USC won comfortably on the scoreboard and statistically. The Trojans outgained IU 317-189, and the Trojans, let by future Heisman winner/Pro Football Hall of Famer/murderer OJ Simpson, rushed for 248 yards, including 25-128 and two touchdowns by Simpson himself. USC so dominated on the ground that the Trojans had no incentive to do anything else, attempting only nine passes. Regular season hero Harry Gonso was 9-25 passing for 110 yards for IU, and running back John Isenbarger managed only 38 yards on 12 carries. To this date, kicker Dave Kornowa, who kicked a field goal in the second quarter, remains the only IU player to score in the Rose Bowl.
While the game may have been a letdown, it was and remains a highlight of IU's athletic history. IU was then the last Big Ten school to make its first Rose Bowl appearance, and so it would have been significant even if it were not IU's only appearance. The Hoosiers were 1-8-1 in 1966 and had not won more than three games in a season since going 4-4-1 in 1959, and had posted only one winning season (5-3-1 in 1958) since the departure of the legendary Bo McMillin after the 1947 season. IU's 1967 Rose Bowl appearance was as improbable as Northwestern's 1995 appearance.

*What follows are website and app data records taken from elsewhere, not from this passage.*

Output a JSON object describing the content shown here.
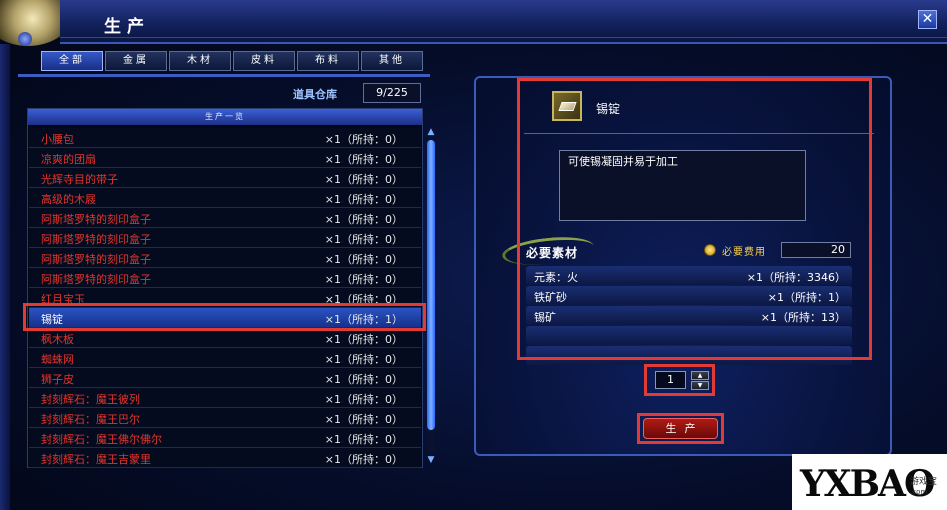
{
  "window": {
    "title": "生产"
  },
  "tabs": [
    "全部",
    "金属",
    "木材",
    "皮料",
    "布料",
    "其他"
  ],
  "storage": {
    "label": "道具仓库",
    "count": "9/225"
  },
  "list": {
    "header": "生产一览",
    "rows": [
      {
        "name": "小腰包",
        "qty": "×1（所持：0）"
      },
      {
        "name": "凉爽的团扇",
        "qty": "×1（所持：0）"
      },
      {
        "name": "光辉寺目的带子",
        "qty": "×1（所持：0）"
      },
      {
        "name": "高级的木屐",
        "qty": "×1（所持：0）"
      },
      {
        "name": "阿斯塔罗特的刻印盒子",
        "qty": "×1（所持：0）"
      },
      {
        "name": "阿斯塔罗特的刻印盒子",
        "qty": "×1（所持：0）"
      },
      {
        "name": "阿斯塔罗特的刻印盒子",
        "qty": "×1（所持：0）"
      },
      {
        "name": "阿斯塔罗特的刻印盒子",
        "qty": "×1（所持：0）"
      },
      {
        "name": "红月宝玉",
        "qty": "×1（所持：0）"
      },
      {
        "name": "锡锭",
        "qty": "×1（所持：1）"
      },
      {
        "name": "枫木板",
        "qty": "×1（所持：0）"
      },
      {
        "name": "蜘蛛网",
        "qty": "×1（所持：0）"
      },
      {
        "name": "狮子皮",
        "qty": "×1（所持：0）"
      },
      {
        "name": "封刻辉石：魔王彼列",
        "qty": "×1（所持：0）"
      },
      {
        "name": "封刻辉石：魔王巴尔",
        "qty": "×1（所持：0）"
      },
      {
        "name": "封刻辉石：魔王佛尔佛尔",
        "qty": "×1（所持：0）"
      },
      {
        "name": "封刻辉石：魔王吉蒙里",
        "qty": "×1（所持：0）"
      }
    ],
    "selected_index": 9
  },
  "detail": {
    "item_name": "锡锭",
    "item_icon": "tin-ingot-icon",
    "description": "可使锡凝固并易于加工",
    "required_title": "必要素材",
    "cost_label": "必要费用",
    "cost_value": "20",
    "materials": [
      {
        "name": "元素：火",
        "qty": "×1（所持：3346）"
      },
      {
        "name": "铁矿砂",
        "qty": "×1（所持：1）"
      },
      {
        "name": "锡矿",
        "qty": "×1（所持：13）"
      },
      {
        "name": "",
        "qty": ""
      },
      {
        "name": "",
        "qty": ""
      }
    ]
  },
  "quantity": "1",
  "produce_button": "生产",
  "watermark": {
    "text": "YXBAO",
    "sub": "游戏宝",
    "url": ".com"
  },
  "colors": {
    "highlight": "#e23a34",
    "item_text": "#e4342a",
    "accent": "#3b5dc0"
  }
}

Here are some photos I stumbled across in IU's Hoagy Carmichael collection some time ago while looking for something else. Whoever catalogued these images did not grasp their significance, describing them as "Hoagy Carmichael in a crowd of spectators" and "Crowd at an Indiana University football game" and such things.

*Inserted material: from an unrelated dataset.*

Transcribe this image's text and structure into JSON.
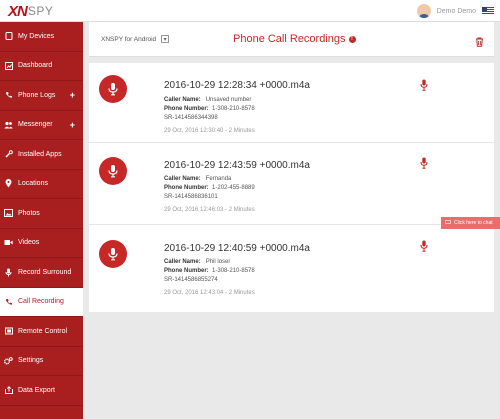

While IU seems far from a return to Pasadena, there were times that a mere return to any postseason competition seemed improbable. Let's hope that everyone reading this is still around when it happens again.